*Work required:* Would you write out every entry exactly, but without the pictures?

Excerpted data Start Marker

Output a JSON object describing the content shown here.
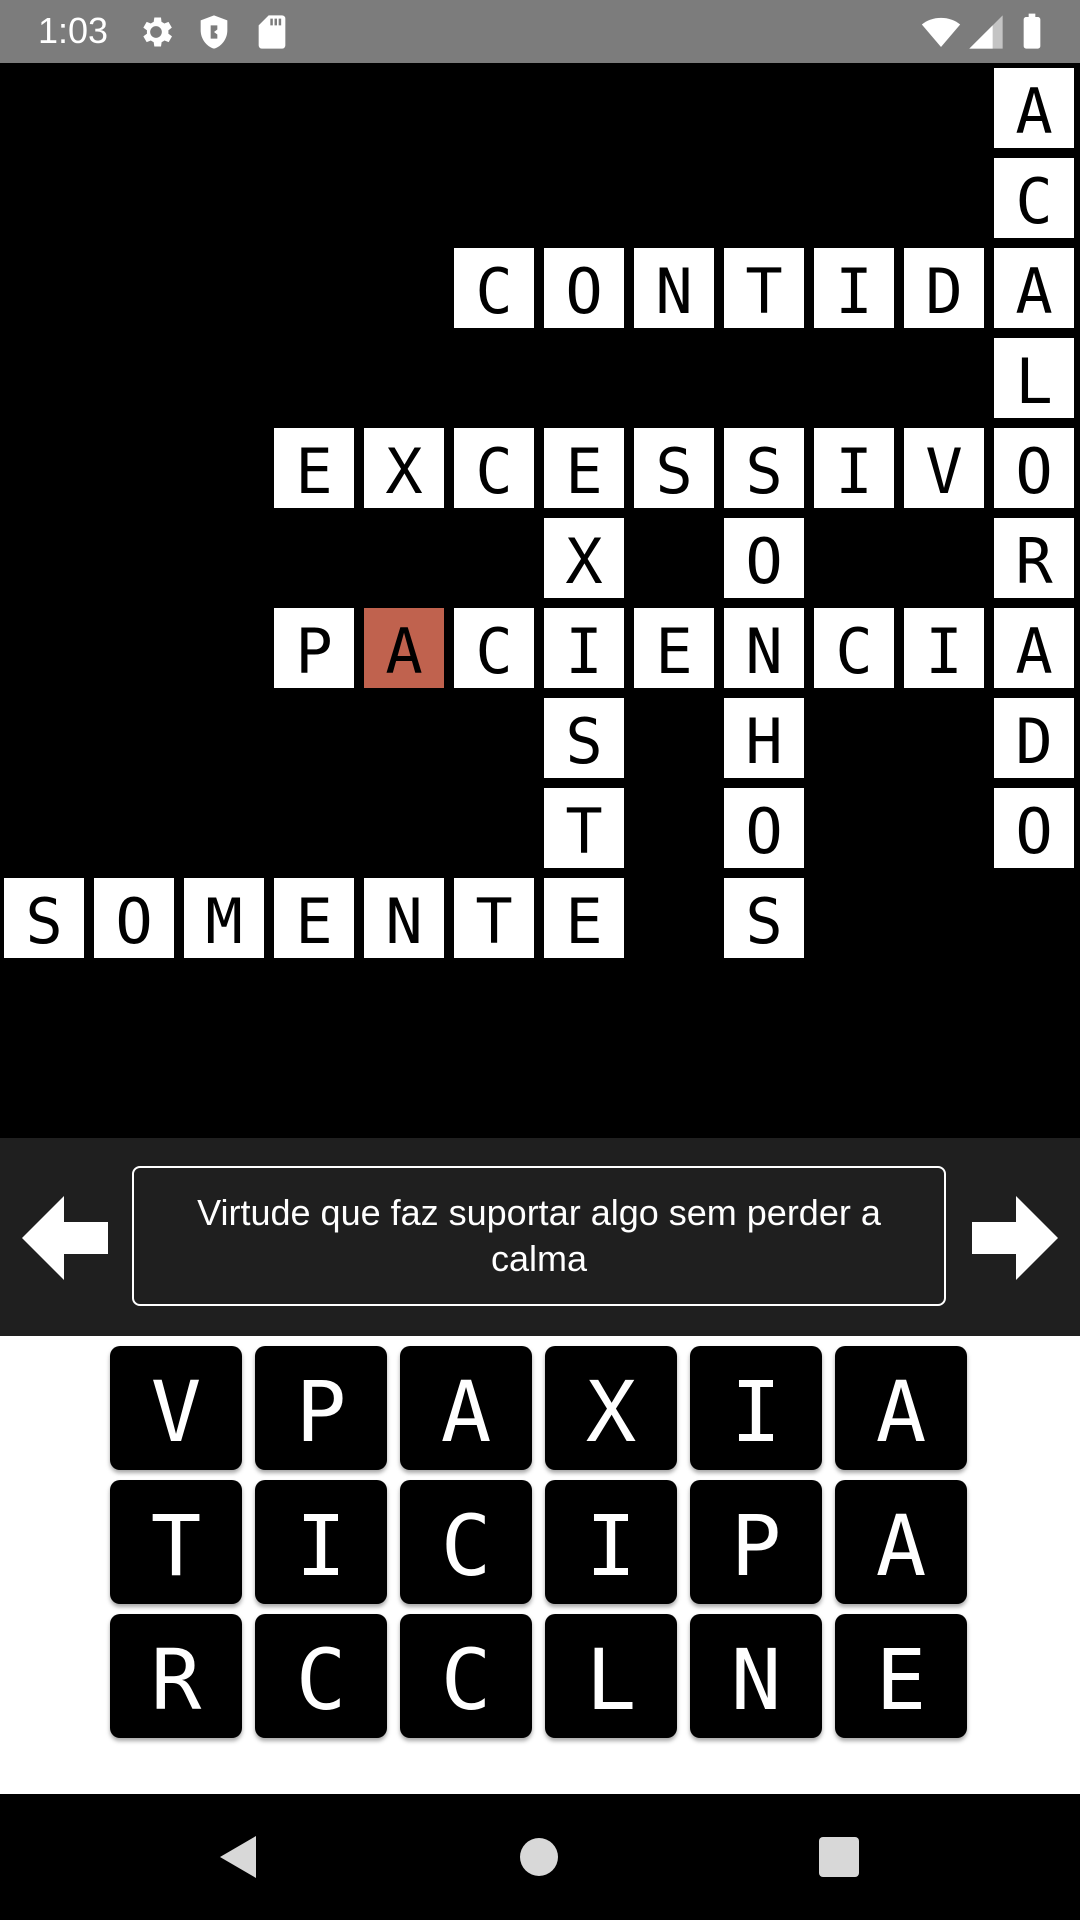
{
  "status": {
    "time": "1:03",
    "icons_left": [
      "settings-icon",
      "shield-icon",
      "sd-card-icon"
    ],
    "icons_right": [
      "wifi-icon",
      "signal-icon",
      "battery-icon"
    ]
  },
  "grid": {
    "active_color": "#c0624e",
    "cells": {
      "acalorado": [
        "A",
        "C",
        "A",
        "L",
        "O",
        "R",
        "A",
        "D",
        "O"
      ],
      "contida": [
        "C",
        "O",
        "N",
        "T",
        "I",
        "D"
      ],
      "excessivo": [
        "E",
        "X",
        "C",
        "E",
        "S",
        "S",
        "I",
        "V"
      ],
      "existe": [
        "X",
        "I",
        "S",
        "T",
        "E"
      ],
      "sonhos": [
        "O",
        "N",
        "H",
        "O",
        "S"
      ],
      "paciencia": [
        "P",
        "A",
        "C",
        "E",
        "C",
        "I"
      ],
      "somente": [
        "S",
        "O",
        "M",
        "E",
        "N",
        "T"
      ]
    }
  },
  "clue": {
    "text": "Virtude que faz suportar algo sem perder a calma",
    "prev_label": "previous-clue",
    "next_label": "next-clue"
  },
  "keyboard": {
    "rows": [
      [
        "V",
        "P",
        "A",
        "X",
        "I",
        "A"
      ],
      [
        "T",
        "I",
        "C",
        "I",
        "P",
        "A"
      ],
      [
        "R",
        "C",
        "C",
        "L",
        "N",
        "E"
      ]
    ]
  },
  "navbar": {
    "buttons": [
      "back-icon",
      "home-icon",
      "recents-icon"
    ]
  }
}
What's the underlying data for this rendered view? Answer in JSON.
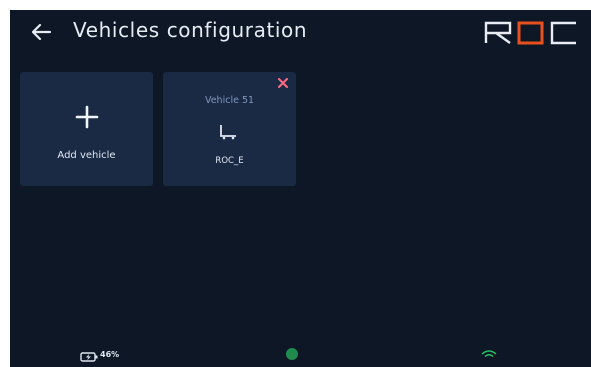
{
  "header": {
    "title": "Vehicles configuration",
    "back_icon": "arrow-left-icon",
    "logo_text": "ROC",
    "logo_accent_color": "#e8501e"
  },
  "cards": {
    "add": {
      "label": "Add vehicle",
      "icon": "plus-icon"
    },
    "vehicle": {
      "name": "Vehicle 51",
      "type": "ROC_E",
      "remove_icon": "close-icon",
      "remove_color": "#ff6b81",
      "type_icon": "cart-icon"
    }
  },
  "status_bar": {
    "battery_percent": "46%",
    "battery_icon": "battery-charging-icon",
    "status_icon": "status-dot-icon",
    "status_color": "#1f8b4c",
    "wifi_icon": "wifi-icon",
    "wifi_color": "#22c55e"
  }
}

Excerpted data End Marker

*Result:*
Output a JSON object describing the content shown here.
{
  "status": {
    "time": "1:03",
    "icons_left": [
      "settings-icon",
      "shield-icon",
      "sd-card-icon"
    ],
    "icons_right": [
      "wifi-icon",
      "signal-icon",
      "battery-icon"
    ]
  },
  "grid": {
    "active_color": "#c0624e",
    "cells": {
      "acalorado": [
        "A",
        "C",
        "A",
        "L",
        "O",
        "R",
        "A",
        "D",
        "O"
      ],
      "contida": [
        "C",
        "O",
        "N",
        "T",
        "I",
        "D"
      ],
      "excessivo": [
        "E",
        "X",
        "C",
        "E",
        "S",
        "S",
        "I",
        "V"
      ],
      "existe": [
        "X",
        "I",
        "S",
        "T",
        "E"
      ],
      "sonhos": [
        "O",
        "N",
        "H",
        "O",
        "S"
      ],
      "paciencia": [
        "P",
        "A",
        "C",
        "E",
        "C",
        "I"
      ],
      "somente": [
        "S",
        "O",
        "M",
        "E",
        "N",
        "T"
      ]
    }
  },
  "clue": {
    "text": "Virtude que faz suportar algo sem perder a calma",
    "prev_label": "previous-clue",
    "next_label": "next-clue"
  },
  "keyboard": {
    "rows": [
      [
        "V",
        "P",
        "A",
        "X",
        "I",
        "A"
      ],
      [
        "T",
        "I",
        "C",
        "I",
        "P",
        "A"
      ],
      [
        "R",
        "C",
        "C",
        "L",
        "N",
        "E"
      ]
    ]
  },
  "navbar": {
    "buttons": [
      "back-icon",
      "home-icon",
      "recents-icon"
    ]
  }
}
What's the underlying data for this rendered view? Answer in JSON.
{
  "header": {
    "title": "Vehicles configuration",
    "back_icon": "arrow-left-icon",
    "logo_text": "ROC",
    "logo_accent_color": "#e8501e"
  },
  "cards": {
    "add": {
      "label": "Add vehicle",
      "icon": "plus-icon"
    },
    "vehicle": {
      "name": "Vehicle 51",
      "type": "ROC_E",
      "remove_icon": "close-icon",
      "remove_color": "#ff6b81",
      "type_icon": "cart-icon"
    }
  },
  "status_bar": {
    "battery_percent": "46%",
    "battery_icon": "battery-charging-icon",
    "status_icon": "status-dot-icon",
    "status_color": "#1f8b4c",
    "wifi_icon": "wifi-icon",
    "wifi_color": "#22c55e"
  }
}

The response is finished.